Diplomats at the United Nations’ talks on the future Arms Trade Treaty have made serious progress this week with a growing number of key countries bringing their support to the process. The week was also marked by pro-ATT statements from global investors’ with over US$ 1.2 trillion in assets, an international group of armed violence survivors and representatives from the arms industry, all calling for a robust and internationally-binding treaty to be agreed in July 2012.
The Control Arms coalition is calling for a bullet-proof treaty that will prevent irresponsible arms transfers that fuel conflict, poverty and serious human rights abuses.
Delegates from across the world met in New York for the last 2011 preparatory committee to discuss the details of a future treaty that would regulate the trade in conventional arms.

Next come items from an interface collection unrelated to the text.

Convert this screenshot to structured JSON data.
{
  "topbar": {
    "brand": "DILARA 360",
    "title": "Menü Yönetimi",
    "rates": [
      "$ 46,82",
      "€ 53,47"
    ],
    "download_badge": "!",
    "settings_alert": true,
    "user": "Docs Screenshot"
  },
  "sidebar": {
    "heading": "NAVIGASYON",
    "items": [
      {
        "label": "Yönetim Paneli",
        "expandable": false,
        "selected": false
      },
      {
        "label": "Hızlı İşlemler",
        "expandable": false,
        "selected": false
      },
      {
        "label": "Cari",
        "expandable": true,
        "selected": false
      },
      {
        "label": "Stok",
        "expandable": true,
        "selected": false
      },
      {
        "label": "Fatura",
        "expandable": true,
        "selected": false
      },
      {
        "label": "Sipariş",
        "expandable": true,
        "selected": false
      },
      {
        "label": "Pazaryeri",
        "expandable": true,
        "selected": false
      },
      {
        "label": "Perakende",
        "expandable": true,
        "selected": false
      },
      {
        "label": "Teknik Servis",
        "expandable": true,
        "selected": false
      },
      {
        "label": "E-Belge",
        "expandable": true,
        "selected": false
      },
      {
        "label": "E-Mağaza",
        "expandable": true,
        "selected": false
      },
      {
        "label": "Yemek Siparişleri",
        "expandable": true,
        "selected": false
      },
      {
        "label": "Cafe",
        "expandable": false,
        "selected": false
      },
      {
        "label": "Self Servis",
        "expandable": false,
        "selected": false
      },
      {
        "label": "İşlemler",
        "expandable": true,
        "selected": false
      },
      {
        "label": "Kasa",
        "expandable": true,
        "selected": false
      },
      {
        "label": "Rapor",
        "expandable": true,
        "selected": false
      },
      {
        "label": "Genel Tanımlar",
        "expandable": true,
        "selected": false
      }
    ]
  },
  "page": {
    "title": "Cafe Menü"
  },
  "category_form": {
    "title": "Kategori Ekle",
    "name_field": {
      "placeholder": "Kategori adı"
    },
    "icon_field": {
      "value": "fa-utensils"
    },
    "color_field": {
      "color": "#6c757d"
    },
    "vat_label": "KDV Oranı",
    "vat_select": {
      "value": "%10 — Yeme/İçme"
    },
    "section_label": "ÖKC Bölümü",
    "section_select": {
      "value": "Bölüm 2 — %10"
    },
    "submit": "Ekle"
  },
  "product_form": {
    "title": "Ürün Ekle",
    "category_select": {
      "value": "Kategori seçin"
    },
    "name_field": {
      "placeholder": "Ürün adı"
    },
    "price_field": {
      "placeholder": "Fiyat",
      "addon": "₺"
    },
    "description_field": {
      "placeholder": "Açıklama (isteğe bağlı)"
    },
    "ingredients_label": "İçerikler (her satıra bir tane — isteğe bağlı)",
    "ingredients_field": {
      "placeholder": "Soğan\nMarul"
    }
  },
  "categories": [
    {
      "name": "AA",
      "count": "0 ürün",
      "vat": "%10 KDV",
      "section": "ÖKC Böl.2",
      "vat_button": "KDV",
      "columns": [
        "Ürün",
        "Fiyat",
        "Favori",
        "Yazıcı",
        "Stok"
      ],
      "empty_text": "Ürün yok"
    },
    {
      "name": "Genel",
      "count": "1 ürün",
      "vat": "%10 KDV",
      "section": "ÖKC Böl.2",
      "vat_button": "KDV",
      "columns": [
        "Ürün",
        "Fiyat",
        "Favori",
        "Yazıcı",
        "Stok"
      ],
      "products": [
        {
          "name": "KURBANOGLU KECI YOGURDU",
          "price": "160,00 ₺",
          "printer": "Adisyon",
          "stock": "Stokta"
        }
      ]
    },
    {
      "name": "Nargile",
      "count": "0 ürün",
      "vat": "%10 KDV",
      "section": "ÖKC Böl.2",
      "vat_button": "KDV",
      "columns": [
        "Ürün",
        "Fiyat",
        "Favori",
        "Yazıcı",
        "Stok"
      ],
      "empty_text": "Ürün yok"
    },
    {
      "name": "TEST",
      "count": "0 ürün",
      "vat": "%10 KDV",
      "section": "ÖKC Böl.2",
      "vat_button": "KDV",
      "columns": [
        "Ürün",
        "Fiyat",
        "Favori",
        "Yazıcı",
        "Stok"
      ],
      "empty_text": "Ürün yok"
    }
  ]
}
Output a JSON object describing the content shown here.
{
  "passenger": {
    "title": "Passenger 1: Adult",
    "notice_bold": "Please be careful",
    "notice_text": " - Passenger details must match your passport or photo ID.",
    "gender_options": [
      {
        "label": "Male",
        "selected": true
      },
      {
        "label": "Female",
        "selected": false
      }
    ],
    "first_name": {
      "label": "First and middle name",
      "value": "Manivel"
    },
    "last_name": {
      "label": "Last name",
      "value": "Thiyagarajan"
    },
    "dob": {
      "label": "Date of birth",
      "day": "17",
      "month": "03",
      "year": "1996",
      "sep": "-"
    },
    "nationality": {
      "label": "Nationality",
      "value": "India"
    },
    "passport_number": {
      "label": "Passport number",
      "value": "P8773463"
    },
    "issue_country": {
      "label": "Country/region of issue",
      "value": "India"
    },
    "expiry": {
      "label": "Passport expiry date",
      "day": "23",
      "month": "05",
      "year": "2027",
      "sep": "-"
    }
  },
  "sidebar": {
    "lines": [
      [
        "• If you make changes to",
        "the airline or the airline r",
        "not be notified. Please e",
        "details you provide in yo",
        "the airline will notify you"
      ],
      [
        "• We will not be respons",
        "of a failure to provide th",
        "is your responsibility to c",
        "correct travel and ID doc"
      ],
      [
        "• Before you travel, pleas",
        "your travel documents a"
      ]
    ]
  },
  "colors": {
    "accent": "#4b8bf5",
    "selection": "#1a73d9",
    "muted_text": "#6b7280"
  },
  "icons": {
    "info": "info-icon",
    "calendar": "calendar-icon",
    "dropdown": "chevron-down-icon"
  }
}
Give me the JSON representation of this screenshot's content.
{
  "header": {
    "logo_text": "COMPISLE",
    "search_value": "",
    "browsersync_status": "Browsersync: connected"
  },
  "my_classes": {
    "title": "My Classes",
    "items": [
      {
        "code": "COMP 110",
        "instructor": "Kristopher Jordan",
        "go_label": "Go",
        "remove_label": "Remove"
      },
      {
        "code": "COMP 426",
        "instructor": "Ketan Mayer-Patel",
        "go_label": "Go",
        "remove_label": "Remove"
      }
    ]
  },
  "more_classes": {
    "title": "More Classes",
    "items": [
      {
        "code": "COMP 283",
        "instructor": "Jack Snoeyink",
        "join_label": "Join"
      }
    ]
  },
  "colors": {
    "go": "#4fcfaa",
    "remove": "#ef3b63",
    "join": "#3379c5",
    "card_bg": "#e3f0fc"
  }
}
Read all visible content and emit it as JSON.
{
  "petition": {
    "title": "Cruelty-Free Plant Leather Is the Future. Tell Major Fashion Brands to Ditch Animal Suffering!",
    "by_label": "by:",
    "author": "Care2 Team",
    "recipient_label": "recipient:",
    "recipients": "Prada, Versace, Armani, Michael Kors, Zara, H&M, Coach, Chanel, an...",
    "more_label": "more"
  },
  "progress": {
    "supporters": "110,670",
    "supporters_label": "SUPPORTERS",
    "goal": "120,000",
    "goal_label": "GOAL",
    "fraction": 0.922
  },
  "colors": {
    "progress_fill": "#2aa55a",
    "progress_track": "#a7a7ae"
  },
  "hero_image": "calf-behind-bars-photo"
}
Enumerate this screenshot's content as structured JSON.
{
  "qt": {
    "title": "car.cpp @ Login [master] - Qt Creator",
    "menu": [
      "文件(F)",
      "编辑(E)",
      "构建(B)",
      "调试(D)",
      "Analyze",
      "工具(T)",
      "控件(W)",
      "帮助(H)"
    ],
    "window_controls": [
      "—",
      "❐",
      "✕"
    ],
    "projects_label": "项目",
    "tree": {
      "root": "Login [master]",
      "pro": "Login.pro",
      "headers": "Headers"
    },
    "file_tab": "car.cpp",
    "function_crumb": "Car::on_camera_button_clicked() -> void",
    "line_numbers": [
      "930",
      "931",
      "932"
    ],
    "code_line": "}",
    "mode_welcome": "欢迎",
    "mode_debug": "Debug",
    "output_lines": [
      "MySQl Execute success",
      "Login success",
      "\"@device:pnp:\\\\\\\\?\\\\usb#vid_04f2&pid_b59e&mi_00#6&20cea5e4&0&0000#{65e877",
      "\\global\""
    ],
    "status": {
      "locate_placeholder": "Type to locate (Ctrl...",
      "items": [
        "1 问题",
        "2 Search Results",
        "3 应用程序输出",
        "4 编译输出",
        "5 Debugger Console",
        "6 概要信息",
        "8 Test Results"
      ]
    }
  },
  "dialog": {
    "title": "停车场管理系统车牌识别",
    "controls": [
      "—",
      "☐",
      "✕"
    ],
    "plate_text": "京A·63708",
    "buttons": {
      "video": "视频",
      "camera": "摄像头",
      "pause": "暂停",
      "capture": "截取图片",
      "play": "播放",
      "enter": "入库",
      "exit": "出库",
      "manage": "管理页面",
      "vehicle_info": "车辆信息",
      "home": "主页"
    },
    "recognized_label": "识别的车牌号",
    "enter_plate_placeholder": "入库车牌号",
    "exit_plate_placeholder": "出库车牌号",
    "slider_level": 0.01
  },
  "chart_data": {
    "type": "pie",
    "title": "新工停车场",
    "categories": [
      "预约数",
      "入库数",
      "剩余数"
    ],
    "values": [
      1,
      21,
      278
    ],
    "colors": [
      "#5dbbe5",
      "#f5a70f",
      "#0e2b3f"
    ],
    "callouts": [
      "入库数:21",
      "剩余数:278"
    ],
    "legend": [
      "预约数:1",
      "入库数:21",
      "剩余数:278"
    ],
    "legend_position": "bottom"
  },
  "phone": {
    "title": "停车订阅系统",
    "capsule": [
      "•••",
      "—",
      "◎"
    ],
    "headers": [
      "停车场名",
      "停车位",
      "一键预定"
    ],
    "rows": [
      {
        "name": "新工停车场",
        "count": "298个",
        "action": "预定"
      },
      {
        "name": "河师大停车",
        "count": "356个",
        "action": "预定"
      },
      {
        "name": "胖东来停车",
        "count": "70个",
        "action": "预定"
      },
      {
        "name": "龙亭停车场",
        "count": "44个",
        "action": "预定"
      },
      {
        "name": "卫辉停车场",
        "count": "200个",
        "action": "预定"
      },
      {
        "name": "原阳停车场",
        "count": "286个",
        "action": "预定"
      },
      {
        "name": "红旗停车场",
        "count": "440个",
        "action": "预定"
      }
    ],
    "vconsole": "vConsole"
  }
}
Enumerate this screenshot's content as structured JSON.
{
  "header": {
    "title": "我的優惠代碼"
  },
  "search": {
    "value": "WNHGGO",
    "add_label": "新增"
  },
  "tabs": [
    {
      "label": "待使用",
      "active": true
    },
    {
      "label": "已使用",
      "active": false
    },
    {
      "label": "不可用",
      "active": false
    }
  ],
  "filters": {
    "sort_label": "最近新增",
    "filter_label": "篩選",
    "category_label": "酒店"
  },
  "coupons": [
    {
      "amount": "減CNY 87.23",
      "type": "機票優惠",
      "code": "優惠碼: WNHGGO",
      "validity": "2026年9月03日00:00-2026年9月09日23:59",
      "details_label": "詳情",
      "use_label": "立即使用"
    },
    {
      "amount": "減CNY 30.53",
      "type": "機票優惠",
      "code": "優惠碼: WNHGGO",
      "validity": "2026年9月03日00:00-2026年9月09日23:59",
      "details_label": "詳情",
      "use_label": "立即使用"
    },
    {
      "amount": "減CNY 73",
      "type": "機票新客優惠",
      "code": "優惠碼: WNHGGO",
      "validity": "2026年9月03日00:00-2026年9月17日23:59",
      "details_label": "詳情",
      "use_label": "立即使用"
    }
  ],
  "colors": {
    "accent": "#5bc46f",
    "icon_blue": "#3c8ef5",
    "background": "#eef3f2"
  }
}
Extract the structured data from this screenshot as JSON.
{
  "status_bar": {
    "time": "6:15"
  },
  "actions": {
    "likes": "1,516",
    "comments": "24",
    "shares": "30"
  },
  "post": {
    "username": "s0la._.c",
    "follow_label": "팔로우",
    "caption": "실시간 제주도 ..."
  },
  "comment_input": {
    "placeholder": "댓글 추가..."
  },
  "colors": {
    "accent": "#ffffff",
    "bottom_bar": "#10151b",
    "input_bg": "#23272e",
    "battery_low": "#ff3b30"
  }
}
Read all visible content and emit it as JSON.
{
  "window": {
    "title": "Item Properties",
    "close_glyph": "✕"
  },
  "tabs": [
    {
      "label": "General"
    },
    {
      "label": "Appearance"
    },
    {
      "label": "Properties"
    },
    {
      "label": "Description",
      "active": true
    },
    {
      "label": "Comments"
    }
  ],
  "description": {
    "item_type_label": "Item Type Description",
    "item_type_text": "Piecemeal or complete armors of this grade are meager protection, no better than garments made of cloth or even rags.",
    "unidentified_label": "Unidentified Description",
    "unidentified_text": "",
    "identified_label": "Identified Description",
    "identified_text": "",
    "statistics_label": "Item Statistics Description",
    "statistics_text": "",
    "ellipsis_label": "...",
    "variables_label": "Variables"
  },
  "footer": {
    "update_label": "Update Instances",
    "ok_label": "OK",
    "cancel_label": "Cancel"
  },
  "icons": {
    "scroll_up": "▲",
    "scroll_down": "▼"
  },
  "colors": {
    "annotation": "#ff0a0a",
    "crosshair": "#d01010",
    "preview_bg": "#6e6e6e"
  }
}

There is currently no global agreement regulating the conventional arms and ammunition trade.
A working document highlighting the key elements of a potential Arms Trade Treaty (ATT) was presented to the delegates on Thursday.
“The ground-work has been laid for a future arms trade treaty. Despite a number of important gaps in the latest documents and attempts by some to derail the talks, there was substantial progress,” said Jeff Abramson, Coordinator of the Control Arms Secretariat. “Diplomats need to go back to capitals, refine their positions and come back in 2012 with a clear commitment to make the treaty effective. In particular, in order to put a spotlight on the dark world of arms trade, ensuring that States open their books on all their arms transfers will be crucial.”
Over 100 civil society representatives from all regions of the world participated in this week’s meetings as part of the Control Arms coalition. The Coalition calls on States to deliver a treaty that actually reduces the harmful impacts of the unregulated arms trade on people.
As a lawyer and survivor of armed violence, Suela Lala of Albania told delegates: ”We’re committed to making this treaty work. We need states to commit as well. This Treaty must be more powerful than the force of weapons. It must be more robust than the pressure of politics and more beneficial than the incentive of profits.”
The Control Arms coalition welcomed the backing of key countries affected by armed violence including from Latin America, the Caribbean, Africa and the Pacific region. During the meeting, the five Permanent Member States of the Security Council (United States, Russia, United Kingdom, France and China) who collectively account for 88% of the global arms trade, also made a joint statement committing their collective support to the process. This is the first such collective statement in the ATT process from the world’s biggest arms exporters.